Black-backed jackal [Canis mesomelas]
The black-backed jackal gets its name from the saddle of long, dark, hair on its back. The similar looking (albeit rarer) side-striped jackal lacks this dark saddle and has a white tip to its tail. The black-backed jackal has a black-tipped tail. Jackals have erect and pointed ears which facilitate excellent hearing.
They rely on this sense to detect large kills kilometres away or to pick up the give-away rustles of rodents and insects. A jackal’s teeth are superbly adapted for its catholic omnivorous diet. The upper canines are long and curved with a sharp ridge running up the back.

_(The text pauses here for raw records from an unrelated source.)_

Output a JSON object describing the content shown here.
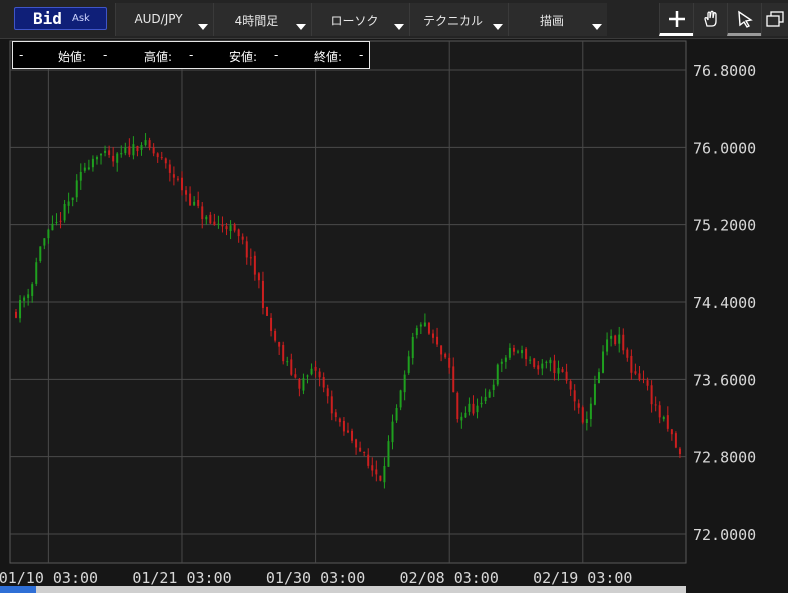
{
  "toolbar": {
    "bid_label": "Bid",
    "ask_label": "Ask",
    "pair": "AUD/JPY",
    "timeframe": "4時間足",
    "chart_style": "ローソク",
    "technical": "テクニカル",
    "drawing": "描画",
    "tools": [
      "crosshair-icon",
      "hand-icon",
      "cursor-icon",
      "window-icon"
    ]
  },
  "ohlc_panel": {
    "date": "-",
    "open_label": "始値:",
    "open": "-",
    "high_label": "高値:",
    "high": "-",
    "low_label": "安値:",
    "low": "-",
    "close_label": "終値:",
    "close": "-"
  },
  "colors": {
    "up": "#1fa01f",
    "down": "#cc1f1f",
    "grid": "#4a4a4a",
    "background": "#161616",
    "text": "#d8d8d8"
  },
  "chart_data": {
    "type": "candlestick",
    "ylim": [
      71.7,
      77.1
    ],
    "yticks": [
      "72.0000",
      "72.8000",
      "73.6000",
      "74.4000",
      "75.2000",
      "76.0000",
      "76.8000"
    ],
    "xticks": [
      {
        "label": "01/10 03:00",
        "index": 8
      },
      {
        "label": "01/21 03:00",
        "index": 41
      },
      {
        "label": "01/30 03:00",
        "index": 74
      },
      {
        "label": "02/08 03:00",
        "index": 107
      },
      {
        "label": "02/19 03:00",
        "index": 140
      }
    ],
    "n_candles": 165,
    "close_path": [
      [
        0,
        74.3
      ],
      [
        4,
        74.6
      ],
      [
        6,
        75.0
      ],
      [
        10,
        75.2
      ],
      [
        14,
        75.5
      ],
      [
        17,
        75.8
      ],
      [
        20,
        75.95
      ],
      [
        24,
        75.85
      ],
      [
        27,
        75.95
      ],
      [
        31,
        76.05
      ],
      [
        35,
        75.9
      ],
      [
        39,
        75.7
      ],
      [
        44,
        75.4
      ],
      [
        48,
        75.2
      ],
      [
        52,
        75.2
      ],
      [
        56,
        75.0
      ],
      [
        60,
        74.6
      ],
      [
        62,
        74.2
      ],
      [
        64,
        74.0
      ],
      [
        66,
        73.8
      ],
      [
        70,
        73.55
      ],
      [
        74,
        73.7
      ],
      [
        77,
        73.4
      ],
      [
        80,
        73.1
      ],
      [
        84,
        72.95
      ],
      [
        87,
        72.7
      ],
      [
        90,
        72.6
      ],
      [
        93,
        73.1
      ],
      [
        96,
        73.6
      ],
      [
        98,
        74.0
      ],
      [
        100,
        74.2
      ],
      [
        103,
        74.0
      ],
      [
        107,
        73.7
      ],
      [
        109,
        73.2
      ],
      [
        112,
        73.3
      ],
      [
        115,
        73.3
      ],
      [
        118,
        73.6
      ],
      [
        120,
        73.8
      ],
      [
        123,
        73.9
      ],
      [
        126,
        73.85
      ],
      [
        129,
        73.7
      ],
      [
        132,
        73.75
      ],
      [
        135,
        73.65
      ],
      [
        138,
        73.4
      ],
      [
        140,
        73.1
      ],
      [
        143,
        73.5
      ],
      [
        146,
        74.0
      ],
      [
        149,
        74.0
      ],
      [
        152,
        73.7
      ],
      [
        155,
        73.6
      ],
      [
        158,
        73.3
      ],
      [
        162,
        73.0
      ],
      [
        164,
        72.8
      ]
    ],
    "volatility": 0.08,
    "seed": 11
  }
}
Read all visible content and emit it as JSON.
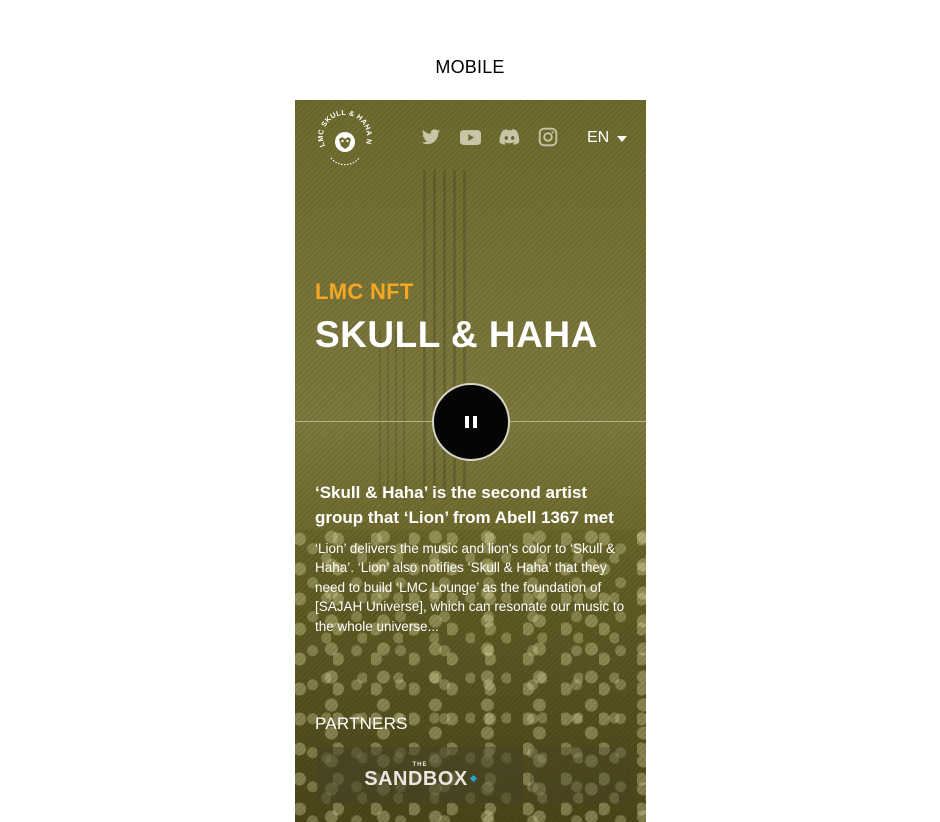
{
  "caption": "MOBILE",
  "header": {
    "logo_text": "LMC SKULL & HAHA NFT",
    "social_icons": [
      "twitter-icon",
      "youtube-icon",
      "discord-icon",
      "instagram-icon"
    ],
    "language": "EN"
  },
  "hero": {
    "eyebrow": "LMC NFT",
    "title": "SKULL & HAHA",
    "player_state": "pause-icon"
  },
  "story": {
    "subhead": "‘Skull & Haha’ is the second artist group that ‘Lion’ from Abell 1367 met",
    "body": "‘Lion’ delivers the music and lion's color to ‘Skull & Haha’. ‘Lion’ also notifies ‘Skull & Haha’ that they need to build ‘LMC Lounge’ as the foundation of [SAJAH Universe], which can resonate our music to the whole universe..."
  },
  "partners": {
    "heading": "PARTNERS",
    "items": [
      {
        "prefix": "THE",
        "name": "SANDBOX"
      }
    ]
  },
  "colors": {
    "accent": "#f5a623",
    "overlay": "#6f6a2c",
    "text": "#ffffff",
    "sandbox_dot": "#23a6d5"
  }
}
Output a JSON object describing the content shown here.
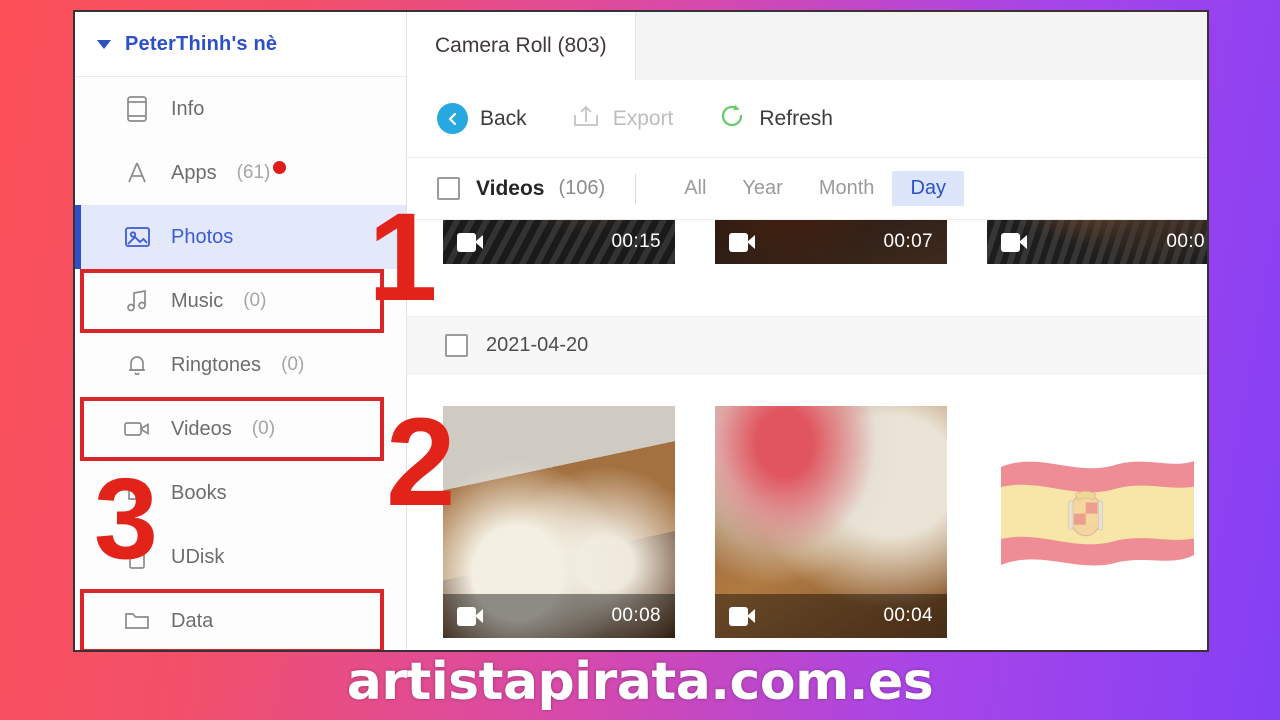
{
  "background": {
    "left_color": "#fc5058",
    "right_color": "#8440f5"
  },
  "sidebar": {
    "device": {
      "name": "PeterThinh's nè",
      "caret_icon": "chevron-down-icon"
    },
    "items": [
      {
        "label": "Info",
        "count": "",
        "icon": "phone-icon",
        "active": false,
        "boxed": false,
        "dot": false
      },
      {
        "label": "Apps",
        "count": "(61)",
        "icon": "appstore-icon",
        "active": false,
        "boxed": false,
        "dot": true
      },
      {
        "label": "Photos",
        "count": "",
        "icon": "photo-icon",
        "active": true,
        "boxed": false,
        "dot": false
      },
      {
        "label": "Music",
        "count": "(0)",
        "icon": "music-note-icon",
        "active": false,
        "boxed": true,
        "dot": false
      },
      {
        "label": "Ringtones",
        "count": "(0)",
        "icon": "bell-icon",
        "active": false,
        "boxed": false,
        "dot": false
      },
      {
        "label": "Videos",
        "count": "(0)",
        "icon": "video-icon",
        "active": false,
        "boxed": true,
        "dot": false
      },
      {
        "label": "Books",
        "count": "",
        "icon": "book-icon",
        "active": false,
        "boxed": false,
        "dot": false
      },
      {
        "label": "UDisk",
        "count": "",
        "icon": "usb-drive-icon",
        "active": false,
        "boxed": false,
        "dot": false
      },
      {
        "label": "Data",
        "count": "",
        "icon": "folder-icon",
        "active": false,
        "boxed": true,
        "dot": false
      }
    ]
  },
  "main": {
    "tab": {
      "label": "Camera Roll (803)"
    },
    "toolbar": {
      "back_label": "Back",
      "export_label": "Export",
      "refresh_label": "Refresh",
      "back_icon": "back-arrow-icon",
      "export_icon": "export-icon",
      "refresh_icon": "refresh-icon"
    },
    "filterbar": {
      "videos_label": "Videos",
      "videos_count": "(106)",
      "segments": [
        {
          "label": "All",
          "selected": false
        },
        {
          "label": "Year",
          "selected": false
        },
        {
          "label": "Month",
          "selected": false
        },
        {
          "label": "Day",
          "selected": true
        }
      ],
      "selected_accent": "#2b50c8"
    },
    "grid": {
      "row_top": [
        {
          "duration": "00:15",
          "icon": "video-badge-icon"
        },
        {
          "duration": "00:07",
          "icon": "video-badge-icon"
        },
        {
          "duration": "00:0",
          "icon": "video-badge-icon"
        }
      ],
      "date_group": {
        "date": "2021-04-20",
        "checkbox": "unchecked"
      },
      "row_bottom": [
        {
          "duration": "00:08",
          "icon": "video-badge-icon"
        },
        {
          "duration": "00:04",
          "icon": "video-badge-icon"
        }
      ]
    }
  },
  "annotations": {
    "color": "#e2231a",
    "numbers": [
      "1",
      "2",
      "3"
    ]
  },
  "overlay": {
    "flag_icon": "spain-flag-icon"
  },
  "watermark": {
    "text": "artistapirata.com.es"
  }
}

These, assisted by the canine-like upper, outer incisors are ideal for catching and holding prey. The carnassial shear, a modified molar-premolar tooth arrangement in all carnivores, is scissor-like and adapted for slicing and shearing meat off the bone. The molars are broad for crushing and grinding up smaller items like insects or fruit. By Megan Emmett
Black-backed Jackal Breeding
The breeding season of the black-backed jackal occurs between July to October in South Africa. After a gestation period of 2 months, a litter of around 1-6 pups (rarely 9) are born.
The black-backed jackal leaves small, neat dog-like tracks that are about 5 cm long. The spoor is easily identifiable in the dry earth found in the bushveld of South Africa.
Black-backed jackals are remarkable for their adaptability and they adjust and survive in varied and even harsh environments. They are exceptionally resourceful animals...more
Food - Insects, rodents, small antelope and antelope lambs, birds, fruit, carrion...more
Being smaller carnivores, jackals will characteristically use elevated sites such as rocks or compacted vegetation to deposit their scat....more
Jackals are extremely resourceful feeders. They are omnivores and will eat whatever is available even changing their menu seasonally....more